Scott Latham/iStock/Getty Images
To place power outlets in a wall, it is first necessary to plan how many outlets are needed so that you can get an idea of their required location. A good rule of thumb is one outlet for every 1.8 m (6 feet) of wall space. When planning the wiring, consider whether you must have a new line run from the main electrical box by a qualified electrician before running the new cable.
Mark the electrical sockets' locations with a marker or pencil. Position the plastic outlet box alongside the stud where you want it and draw lines above and below to signify the location of the box.
Measure 2.5 cm (1 inch) above the height marked for the electrical boxes on the studs. Make a mark at the centre of the 10 cm (4 inch) face of each stud the cable needs to run through. This allows you to drill a path through each stud leading to the electrical boxes.

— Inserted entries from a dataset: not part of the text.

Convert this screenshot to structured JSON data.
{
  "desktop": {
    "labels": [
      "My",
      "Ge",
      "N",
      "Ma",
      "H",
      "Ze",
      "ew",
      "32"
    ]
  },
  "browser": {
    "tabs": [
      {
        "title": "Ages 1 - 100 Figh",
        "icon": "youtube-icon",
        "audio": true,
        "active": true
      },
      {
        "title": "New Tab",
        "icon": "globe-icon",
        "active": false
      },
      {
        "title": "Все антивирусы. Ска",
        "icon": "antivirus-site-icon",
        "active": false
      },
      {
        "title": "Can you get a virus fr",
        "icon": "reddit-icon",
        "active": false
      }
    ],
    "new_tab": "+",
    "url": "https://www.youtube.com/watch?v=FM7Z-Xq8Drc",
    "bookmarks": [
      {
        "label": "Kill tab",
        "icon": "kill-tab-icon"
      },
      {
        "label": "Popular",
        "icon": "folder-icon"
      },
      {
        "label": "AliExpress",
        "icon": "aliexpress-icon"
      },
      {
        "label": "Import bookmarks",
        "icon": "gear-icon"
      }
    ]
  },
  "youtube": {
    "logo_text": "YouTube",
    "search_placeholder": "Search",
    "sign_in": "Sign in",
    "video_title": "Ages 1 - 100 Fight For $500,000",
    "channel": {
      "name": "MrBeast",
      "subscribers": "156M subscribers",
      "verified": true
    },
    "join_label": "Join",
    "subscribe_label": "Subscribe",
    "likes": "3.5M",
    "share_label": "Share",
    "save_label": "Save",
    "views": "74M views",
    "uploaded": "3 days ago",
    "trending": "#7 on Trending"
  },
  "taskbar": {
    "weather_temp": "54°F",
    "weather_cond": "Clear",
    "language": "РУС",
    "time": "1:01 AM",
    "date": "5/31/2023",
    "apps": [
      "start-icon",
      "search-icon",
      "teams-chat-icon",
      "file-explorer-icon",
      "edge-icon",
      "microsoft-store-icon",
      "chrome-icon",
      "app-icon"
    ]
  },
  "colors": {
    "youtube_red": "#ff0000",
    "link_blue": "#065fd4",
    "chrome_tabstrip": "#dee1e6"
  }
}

Drill holes through each stud, using a 1.8 cm (3/4 inch) drill bit. Begin by drilling a hole in the floor or ceiling plate to allow you to feed the main electrical line through to the wall. Begin drilling the remaining studs in the line until all holes are complete
Position the outlet boxes against the studs to mount them. Most boxes have nails already integrated into them, so all you need to do is hold it in place and hammer it onto the stud. Place all outlet boxes at the same time.
Feed the main electrical cable into the wall, through the first stud holes and into the first outlet box. Run another piece of cable, starting inside that electrical box, and thread the remainder through the stud holes to the next box and insert the end there. Do the same thing with any other outlets in the wall.
Strip the insulation from the main electrical feed cable with a wire stripper and connect it to one side of the first outlet. Loosen the two terminals with a screwdriver and attach the black wire to the copper terminal and the white to the silver. Tighten the terminals back down to secure the wire. Strip the insulation from the second piece of cable to expose the wires and connect them to the other side of the outlet. Wrap electrical tape around the entire outside edge of the outlet to cover the terminals and bare wire. Do this for all outlets, and use a screwdriver to attach the outlet to the boxes anchored to the wall.
Connect the main electrical cable to your circuit box. If there are more than three outlets planned for the wall, consider giving the line its own circuit in the main power box. Turn on the power to the new electrical cables and test each receptacle to make sure there is power.
- "Wiring a House 4th Edition: Completely Revised and Updated"; Rex Cauldwell; 2010
- "Ultimate Guide to Wiring: Complete Projects for the Home"; Editors of Creative Homeowner; 2007
- Check with local building codes before running new electrical cable to be sure that you are installing it according to proper code.
- Use caution when drilling through the studs that you aren't holding the stud to brace it and drill into your hand or body at the same time.
- Wear eye protection when drilling the holes.
- If unsure, have a certified electrician connect the new wall line to the main electrical circuit box.
- Scott Latham/iStock/Getty Images